You're too young for this position. Just like being too old, you can be weeded out just because you don't have 10 or 15 years of experience already. It may be a government contract that mandates that and I understand when that happens, but judging an individual solely by the years of experience listed on their resume without looking to see if they have other key skills and experience is a bad call. You an end up losing out on great candidates who may have a 25 year run in the organization and may even be your next great CIO, CEO, cybersecurity expert, PMO director or some other major contributor. You won't know if you boot this person to the curb because they only have three years of successful PM experience.
All successful project managers have to start somewhere. Yes, they need to gain some experience, they need to gain some successes and some failures, and will need some training and probably project management certification. All of that takes some career time and organizational dollars to accomplish. But some of your best candidates may not have 10 years of experience – don't be bias and overlook them just because you're too busy to consider a wider pool of candidates.
How to get past the first roadblocks. Experience, success, attitude, excellent communication skills and the ability to lead are the biggest qualifiers for the best project managers. That can be all experience, experience plus training and certification, or maybe just some experience and certification. You don't need to list 40 projects that you've excelled on – one or two will do. And take liberties... make them sound as good as they really are because full-on project successes are hard to come by. It doesn't matter if it was a $50,000 implementation or a $5 million implementation, you still succeed and that's what's important. You led a very successful project, own it.
And in terms of experience, be general not specific. Eventually they'll find out how old or young you are. Your goal is to get in the door and make them want you for you, not your age. So if have a million years of experience, don't say that because it won't necessarily impress them. If you have 30 years experience, tell them in the application or cover letter that you have 20+ years of experience or maybe even 15+ years of experience. It's the same thing. Likewise, if they are asking for 10 years of experience and you 8, don't address that. They'll figure it out on their own. Don't lie about your experience – ever. But don't flag it either if it can be a negative. Make them want you for you and what you bring to the table, not your age. They'll figure it out eventually, but by that time they will already be hooked on what you have already done and can likely do for their organization.
Summary / call for input
So you may be too old or too young – which you aren't... experience, success, training, certification, best practices, a good team... these are all ingredients to success that have little or nothing to do with age.
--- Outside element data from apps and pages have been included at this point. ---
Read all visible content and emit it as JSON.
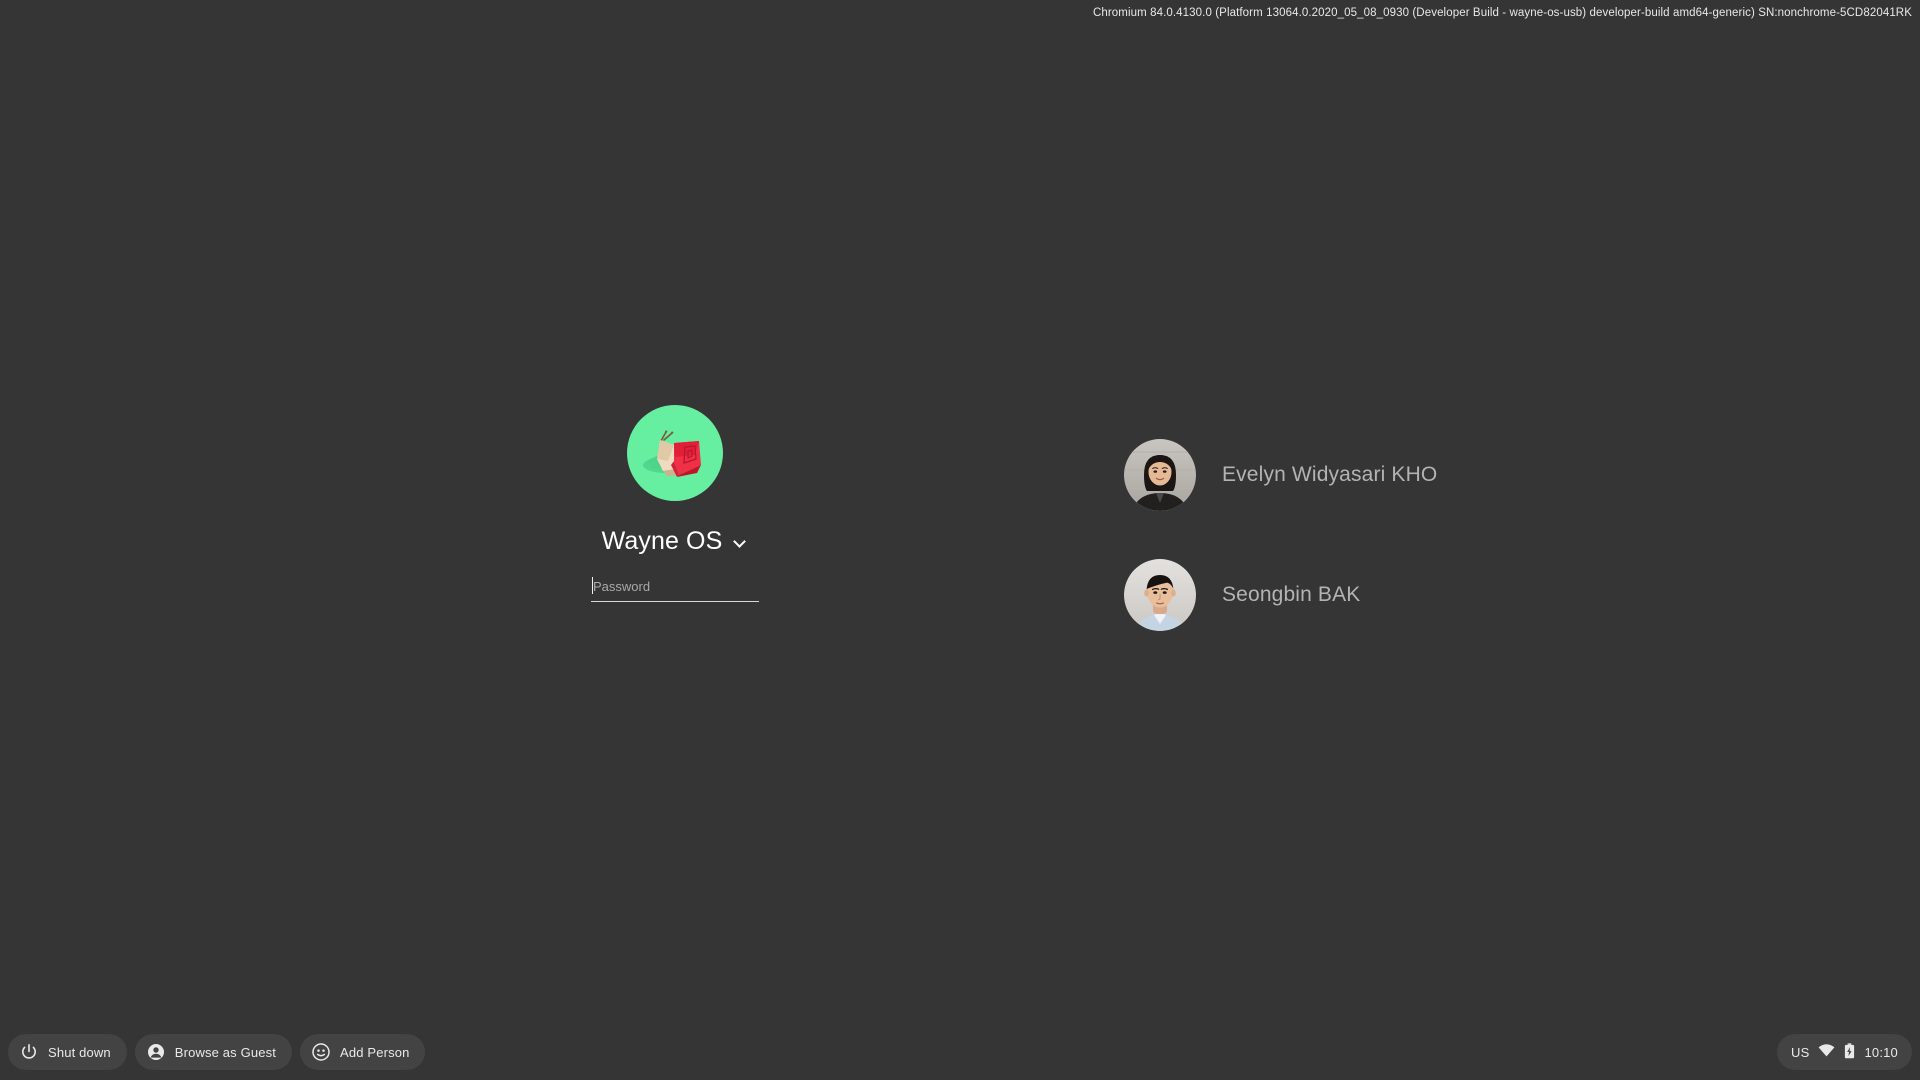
{
  "system": {
    "version_string": "Chromium 84.0.4130.0 (Platform 13064.0.2020_05_08_0930 (Developer Build - wayne-os-usb) developer-build amd64-generic) SN:nonchrome-5CD82041RK",
    "background_color": "#353535"
  },
  "primary_pod": {
    "avatar_icon": "origami-snail-avatar",
    "avatar_background_color": "#66efa0",
    "avatar_shell_color": "#e8273f",
    "avatar_body_color": "#e8d3b4",
    "display_name": "Wayne OS",
    "dropdown_icon": "chevron-down-icon",
    "password": {
      "value": "",
      "placeholder": "Password"
    }
  },
  "other_users": [
    {
      "name": "Evelyn Widyasari KHO",
      "avatar_icon": "user-photo-avatar"
    },
    {
      "name": "Seongbin BAK",
      "avatar_icon": "user-photo-avatar"
    }
  ],
  "shelf": {
    "buttons": [
      {
        "label": "Shut down",
        "icon": "power-icon"
      },
      {
        "label": "Browse as Guest",
        "icon": "person-icon"
      },
      {
        "label": "Add Person",
        "icon": "add-person-icon"
      }
    ]
  },
  "status_tray": {
    "keyboard_layout": "US",
    "network_icon": "wifi-icon",
    "battery_icon": "battery-charging-icon",
    "time": "10:10"
  }
}
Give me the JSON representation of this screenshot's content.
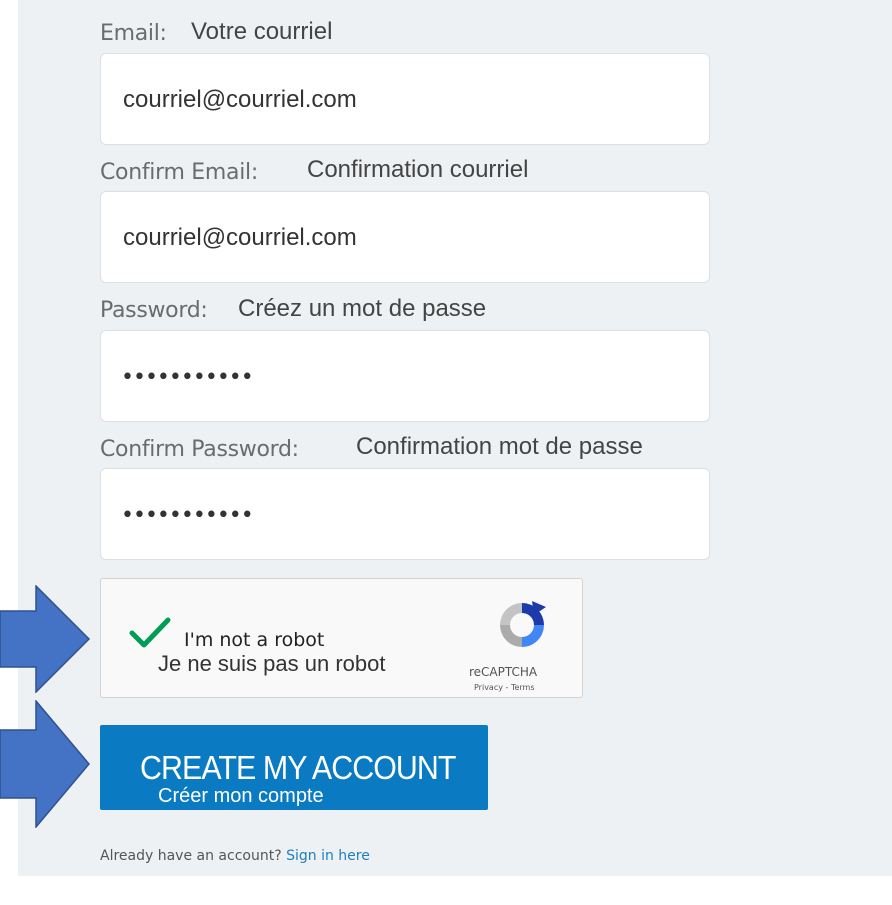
{
  "form": {
    "email": {
      "label": "Email:",
      "translation": "Votre courriel",
      "value": "courriel@courriel.com"
    },
    "confirm_email": {
      "label": "Confirm Email:",
      "translation": "Confirmation courriel",
      "value": "courriel@courriel.com"
    },
    "password": {
      "label": "Password:",
      "translation": "Créez un mot de passe",
      "masked_value": "•••••••••••"
    },
    "confirm_password": {
      "label": "Confirm Password:",
      "translation": "Confirmation mot de passe",
      "masked_value": "•••••••••••"
    }
  },
  "captcha": {
    "checked": true,
    "label": "I'm not a robot",
    "translation": "Je ne suis pas un robot",
    "brand": "reCAPTCHA",
    "links": "Privacy - Terms"
  },
  "submit": {
    "label": "CREATE MY ACCOUNT",
    "translation": "Créer mon compte"
  },
  "footer": {
    "text": "Already have an account?",
    "link": "Sign in here"
  },
  "colors": {
    "accent": "#0a7bc2",
    "annotation_arrow": "#4472c4",
    "checkmark": "#009e55",
    "panel_bg": "#eef1f4"
  },
  "icons": [
    "checkmark-icon",
    "recaptcha-logo-icon",
    "pointer-arrow-icon"
  ]
}
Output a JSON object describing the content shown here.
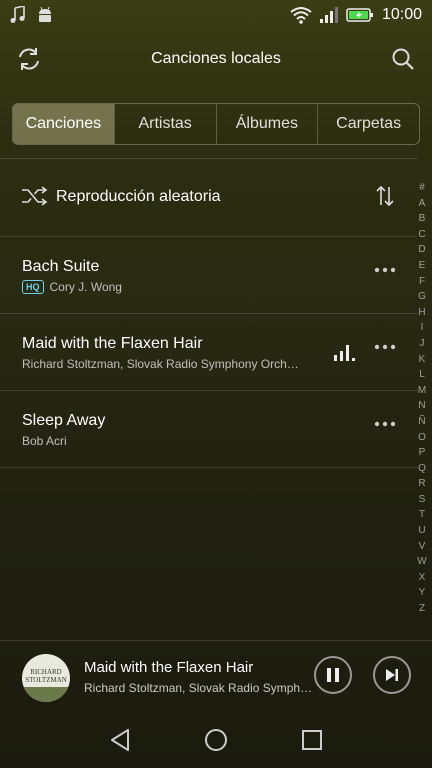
{
  "status": {
    "time": "10:00",
    "icons": [
      "music-note-icon",
      "android-icon",
      "wifi-icon",
      "signal-icon",
      "battery-charging-icon"
    ]
  },
  "header": {
    "title": "Canciones locales",
    "left_icon": "refresh-icon",
    "right_icon": "search-icon"
  },
  "tabs": [
    {
      "label": "Canciones",
      "active": true
    },
    {
      "label": "Artistas",
      "active": false
    },
    {
      "label": "Álbumes",
      "active": false
    },
    {
      "label": "Carpetas",
      "active": false
    }
  ],
  "shuffle": {
    "label": "Reproducción aleatoria",
    "icon": "shuffle-icon",
    "sort_icon": "sort-icon"
  },
  "songs": [
    {
      "title": "Bach Suite",
      "subtitle": "Cory J. Wong",
      "badge": "HQ",
      "playing": false
    },
    {
      "title": "Maid with the Flaxen Hair",
      "subtitle": "Richard Stoltzman, Slovak Radio Symphony Orch…",
      "badge": "",
      "playing": true
    },
    {
      "title": "Sleep Away",
      "subtitle": "Bob Acri",
      "badge": "",
      "playing": false
    }
  ],
  "alphabet": [
    "#",
    "A",
    "B",
    "C",
    "D",
    "E",
    "F",
    "G",
    "H",
    "I",
    "J",
    "K",
    "L",
    "M",
    "N",
    "Ñ",
    "O",
    "P",
    "Q",
    "R",
    "S",
    "T",
    "U",
    "V",
    "W",
    "X",
    "Y",
    "Z"
  ],
  "now_playing": {
    "title": "Maid with the Flaxen Hair",
    "artist": "Richard Stoltzman, Slovak Radio Symph…",
    "album_art_text": "RICHARD STOLTZMAN"
  },
  "colors": {
    "hq_badge": "#6fd1e6",
    "active_tab": "#8a8a62"
  }
}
Age is an excuse for the lazy and ignorant hiring individuals. By looking at age – either young or old - they are likely overlooking the best candidates available in an effort to make their own hiring jobs easier and their candidate pool smaller. It's sloppy and it's the reason why some projects – and project management offices – ultimately fail. They weren't built with the best available.
Readers – what is your take. Have you been deemed too you or too old for a project or a job or by a hiring supervisor? Maybe not outright told that is the reason, but you have reason to believe this is true. Please share your thoughts and discuss.